    Bulgaria - Izlel Je Delyo Hagdutin (sung by Valya Balkanska)
    United States - Navajo Night Chant
    Holborne - Fairie Round, from Paueans, Gaillards, Almains, And Other Short A
    Solomon Islands - Melanesian Panpipes
    Peru - Wedding Song
    China, Ch'in - Flowing Streams (performed by Kuan P'ing-hu)
    India, Raga - Jaat Kahan Ho (sung by Surshri Kesar Bai Kerkar)
    Blind Willie Johnson - Dark Was The Night
    Beethoven - String Quartet No. 13 In B Flat, Opus 130, Cavatina

    ...if you're looking for either "Murmurs of Earth" or the CD-ROM, just ask a Swedish website and click on a magnet or two.
  • by rilister ( 316428 ) on Thursday July 05, 2012 @02:55AM (#40548559)

    Well, if you're willing to trust uncited Wiki-facts, Carl Sagan negotiated with the rights-holders specifically to get permission for playing the pieces of music copyright-free outside of the solar system.
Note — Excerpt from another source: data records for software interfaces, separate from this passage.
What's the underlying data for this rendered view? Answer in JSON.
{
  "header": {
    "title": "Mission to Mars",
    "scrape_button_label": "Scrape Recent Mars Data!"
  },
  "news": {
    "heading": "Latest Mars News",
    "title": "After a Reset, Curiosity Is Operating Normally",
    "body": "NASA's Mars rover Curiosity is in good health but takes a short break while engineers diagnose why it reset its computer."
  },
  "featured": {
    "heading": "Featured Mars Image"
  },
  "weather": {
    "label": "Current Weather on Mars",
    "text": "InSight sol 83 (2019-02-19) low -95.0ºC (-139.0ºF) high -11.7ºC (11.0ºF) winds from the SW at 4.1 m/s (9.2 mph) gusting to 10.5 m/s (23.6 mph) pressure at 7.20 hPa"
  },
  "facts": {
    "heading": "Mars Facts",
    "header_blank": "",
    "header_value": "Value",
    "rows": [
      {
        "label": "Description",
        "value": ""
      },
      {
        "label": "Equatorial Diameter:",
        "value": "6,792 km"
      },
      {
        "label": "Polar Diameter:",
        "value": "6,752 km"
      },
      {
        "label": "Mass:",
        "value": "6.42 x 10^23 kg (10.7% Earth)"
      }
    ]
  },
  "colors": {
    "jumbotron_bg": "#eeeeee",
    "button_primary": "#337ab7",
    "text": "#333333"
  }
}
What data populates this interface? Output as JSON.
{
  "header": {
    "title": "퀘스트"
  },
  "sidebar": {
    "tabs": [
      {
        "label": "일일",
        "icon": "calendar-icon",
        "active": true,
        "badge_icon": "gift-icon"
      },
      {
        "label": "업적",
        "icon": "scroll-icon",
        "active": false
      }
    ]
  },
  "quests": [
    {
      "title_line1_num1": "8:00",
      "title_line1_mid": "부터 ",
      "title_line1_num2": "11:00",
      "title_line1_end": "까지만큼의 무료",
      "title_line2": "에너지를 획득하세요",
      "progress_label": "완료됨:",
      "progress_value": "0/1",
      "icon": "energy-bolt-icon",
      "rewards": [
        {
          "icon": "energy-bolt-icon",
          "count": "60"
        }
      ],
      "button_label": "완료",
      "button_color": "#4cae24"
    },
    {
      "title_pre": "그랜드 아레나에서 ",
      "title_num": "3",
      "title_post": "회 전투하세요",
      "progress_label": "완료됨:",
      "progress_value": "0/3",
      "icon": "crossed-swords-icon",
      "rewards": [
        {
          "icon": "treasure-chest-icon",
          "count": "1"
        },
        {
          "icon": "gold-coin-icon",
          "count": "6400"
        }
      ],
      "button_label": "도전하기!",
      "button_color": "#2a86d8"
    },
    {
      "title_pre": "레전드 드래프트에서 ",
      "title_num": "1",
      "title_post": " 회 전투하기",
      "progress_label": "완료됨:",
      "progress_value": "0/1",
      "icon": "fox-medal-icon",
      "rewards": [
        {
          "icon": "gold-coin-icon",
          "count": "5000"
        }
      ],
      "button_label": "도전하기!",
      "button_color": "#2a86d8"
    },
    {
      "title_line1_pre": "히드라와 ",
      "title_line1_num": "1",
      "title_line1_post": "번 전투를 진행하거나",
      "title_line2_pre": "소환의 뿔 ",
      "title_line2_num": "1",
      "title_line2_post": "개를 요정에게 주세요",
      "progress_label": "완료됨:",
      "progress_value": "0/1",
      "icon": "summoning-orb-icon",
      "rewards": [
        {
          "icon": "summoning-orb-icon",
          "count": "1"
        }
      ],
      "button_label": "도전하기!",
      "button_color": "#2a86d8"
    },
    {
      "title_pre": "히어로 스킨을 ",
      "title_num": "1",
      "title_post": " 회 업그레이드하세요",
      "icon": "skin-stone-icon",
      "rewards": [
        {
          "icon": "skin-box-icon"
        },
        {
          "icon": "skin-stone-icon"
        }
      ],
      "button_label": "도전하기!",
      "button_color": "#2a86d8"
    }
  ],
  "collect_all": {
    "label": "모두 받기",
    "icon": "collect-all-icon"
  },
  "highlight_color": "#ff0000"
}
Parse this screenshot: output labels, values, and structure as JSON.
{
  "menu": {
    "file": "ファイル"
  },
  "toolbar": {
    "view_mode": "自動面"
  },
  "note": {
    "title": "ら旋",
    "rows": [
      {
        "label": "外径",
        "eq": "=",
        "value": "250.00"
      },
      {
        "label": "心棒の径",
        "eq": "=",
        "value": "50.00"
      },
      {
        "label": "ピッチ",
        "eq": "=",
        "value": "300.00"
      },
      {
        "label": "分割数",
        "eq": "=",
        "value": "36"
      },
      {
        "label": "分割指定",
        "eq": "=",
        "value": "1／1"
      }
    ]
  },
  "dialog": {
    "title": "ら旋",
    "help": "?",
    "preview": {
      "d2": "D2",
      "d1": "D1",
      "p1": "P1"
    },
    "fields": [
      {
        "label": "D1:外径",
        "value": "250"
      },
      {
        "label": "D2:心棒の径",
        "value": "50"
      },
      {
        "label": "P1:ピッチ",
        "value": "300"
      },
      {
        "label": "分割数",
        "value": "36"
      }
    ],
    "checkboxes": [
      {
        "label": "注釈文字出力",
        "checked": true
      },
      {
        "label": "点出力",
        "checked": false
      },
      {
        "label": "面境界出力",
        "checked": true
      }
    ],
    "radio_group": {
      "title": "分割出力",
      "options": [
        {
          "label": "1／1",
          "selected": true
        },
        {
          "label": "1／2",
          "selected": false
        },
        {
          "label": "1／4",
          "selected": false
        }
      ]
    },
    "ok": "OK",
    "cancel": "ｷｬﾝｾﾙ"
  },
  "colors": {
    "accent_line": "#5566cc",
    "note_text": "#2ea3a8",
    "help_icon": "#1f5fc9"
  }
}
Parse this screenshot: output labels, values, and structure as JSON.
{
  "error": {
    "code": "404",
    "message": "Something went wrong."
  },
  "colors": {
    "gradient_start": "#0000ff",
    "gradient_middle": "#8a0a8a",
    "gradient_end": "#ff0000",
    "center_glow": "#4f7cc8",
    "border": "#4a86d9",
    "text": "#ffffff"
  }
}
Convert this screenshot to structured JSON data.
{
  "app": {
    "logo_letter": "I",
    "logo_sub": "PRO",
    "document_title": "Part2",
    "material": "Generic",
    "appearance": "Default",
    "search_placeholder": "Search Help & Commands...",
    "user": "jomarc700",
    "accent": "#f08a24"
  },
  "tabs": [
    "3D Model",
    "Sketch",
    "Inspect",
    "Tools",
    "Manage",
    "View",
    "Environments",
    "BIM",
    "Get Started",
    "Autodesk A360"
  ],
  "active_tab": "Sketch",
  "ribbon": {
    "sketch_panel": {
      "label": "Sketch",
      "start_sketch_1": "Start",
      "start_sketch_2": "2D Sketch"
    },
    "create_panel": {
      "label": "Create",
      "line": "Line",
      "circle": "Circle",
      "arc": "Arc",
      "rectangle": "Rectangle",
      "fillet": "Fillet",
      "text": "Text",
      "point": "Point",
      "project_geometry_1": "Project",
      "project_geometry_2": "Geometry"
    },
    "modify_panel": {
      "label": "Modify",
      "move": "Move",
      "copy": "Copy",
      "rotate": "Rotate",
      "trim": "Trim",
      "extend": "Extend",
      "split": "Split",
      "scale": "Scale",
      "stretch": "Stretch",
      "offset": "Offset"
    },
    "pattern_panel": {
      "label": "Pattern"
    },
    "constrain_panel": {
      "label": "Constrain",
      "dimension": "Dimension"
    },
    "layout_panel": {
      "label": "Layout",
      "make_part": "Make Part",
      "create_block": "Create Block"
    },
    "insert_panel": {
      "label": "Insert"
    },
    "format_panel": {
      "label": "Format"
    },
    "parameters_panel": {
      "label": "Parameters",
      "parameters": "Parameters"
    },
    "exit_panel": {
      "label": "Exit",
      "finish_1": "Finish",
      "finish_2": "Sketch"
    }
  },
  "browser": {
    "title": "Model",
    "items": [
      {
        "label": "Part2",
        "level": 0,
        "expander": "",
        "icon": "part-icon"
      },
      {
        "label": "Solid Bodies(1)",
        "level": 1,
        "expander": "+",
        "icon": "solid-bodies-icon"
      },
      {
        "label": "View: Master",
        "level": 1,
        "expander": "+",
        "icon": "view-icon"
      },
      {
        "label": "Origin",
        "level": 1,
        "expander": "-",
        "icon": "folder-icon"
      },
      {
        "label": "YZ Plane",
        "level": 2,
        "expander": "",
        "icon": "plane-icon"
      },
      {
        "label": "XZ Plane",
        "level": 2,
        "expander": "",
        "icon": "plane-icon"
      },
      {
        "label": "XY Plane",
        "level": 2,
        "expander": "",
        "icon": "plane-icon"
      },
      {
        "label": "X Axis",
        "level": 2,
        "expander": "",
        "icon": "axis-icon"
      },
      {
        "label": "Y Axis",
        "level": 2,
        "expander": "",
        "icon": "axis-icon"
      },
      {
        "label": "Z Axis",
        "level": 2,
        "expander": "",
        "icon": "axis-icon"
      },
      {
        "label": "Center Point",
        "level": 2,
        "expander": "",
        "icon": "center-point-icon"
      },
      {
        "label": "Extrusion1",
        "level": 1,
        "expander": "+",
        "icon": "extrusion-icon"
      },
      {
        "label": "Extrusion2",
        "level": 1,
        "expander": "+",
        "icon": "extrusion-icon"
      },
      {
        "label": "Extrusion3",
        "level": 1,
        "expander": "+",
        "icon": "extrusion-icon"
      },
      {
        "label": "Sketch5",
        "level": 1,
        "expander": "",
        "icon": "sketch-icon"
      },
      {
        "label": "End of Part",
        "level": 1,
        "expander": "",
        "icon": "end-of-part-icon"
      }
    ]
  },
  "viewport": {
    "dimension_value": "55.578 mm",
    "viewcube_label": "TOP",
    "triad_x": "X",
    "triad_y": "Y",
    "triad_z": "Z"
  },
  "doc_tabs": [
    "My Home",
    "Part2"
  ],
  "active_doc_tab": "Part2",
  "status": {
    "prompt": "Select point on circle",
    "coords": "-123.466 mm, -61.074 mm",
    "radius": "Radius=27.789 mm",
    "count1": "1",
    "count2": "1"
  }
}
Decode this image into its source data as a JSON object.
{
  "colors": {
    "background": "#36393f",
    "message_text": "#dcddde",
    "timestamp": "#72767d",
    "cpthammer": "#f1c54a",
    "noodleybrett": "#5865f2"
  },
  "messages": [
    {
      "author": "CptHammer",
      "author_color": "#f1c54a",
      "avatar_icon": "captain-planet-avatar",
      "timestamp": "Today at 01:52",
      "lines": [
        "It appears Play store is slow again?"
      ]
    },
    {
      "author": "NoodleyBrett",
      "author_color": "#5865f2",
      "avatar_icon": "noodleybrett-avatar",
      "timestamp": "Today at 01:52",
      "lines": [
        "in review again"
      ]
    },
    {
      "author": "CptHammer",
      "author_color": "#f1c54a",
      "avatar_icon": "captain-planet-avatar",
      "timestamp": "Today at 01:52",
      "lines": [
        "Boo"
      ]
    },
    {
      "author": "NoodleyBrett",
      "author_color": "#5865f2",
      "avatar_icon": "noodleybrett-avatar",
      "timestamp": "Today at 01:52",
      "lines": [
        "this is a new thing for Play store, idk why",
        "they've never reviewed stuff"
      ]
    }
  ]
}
It's a cool work-around: of course pretty much any recorded performance has copyright restrictions, but Carl Sagan figured the disk itself wasn't intended to be played by any human so legally he just needed rights outside some geographically restricted zone (say, the entire solar system) to have all the rights he needed to create potentially the widest distribution mixtape of all time. []

  • by SuricouRaven ( 1897204 ) on Thursday July 05, 2012 @03:22AM (#40548659)
    Remeber the 'Tyson Homosexual' incident? A news site had an editorial policy forbidding the use of the word 'gay' and requiring 'homosexual' instead (It was a very conservative site, so they probably thought homosexual sounds scarier). The editorial policy was enforced by search-replace, so when they ran a story on an athlete named Tyson Gay, the search-replace did its job.

"If the code and the comments disagree, then both are probably wrong." -- Norm Schryer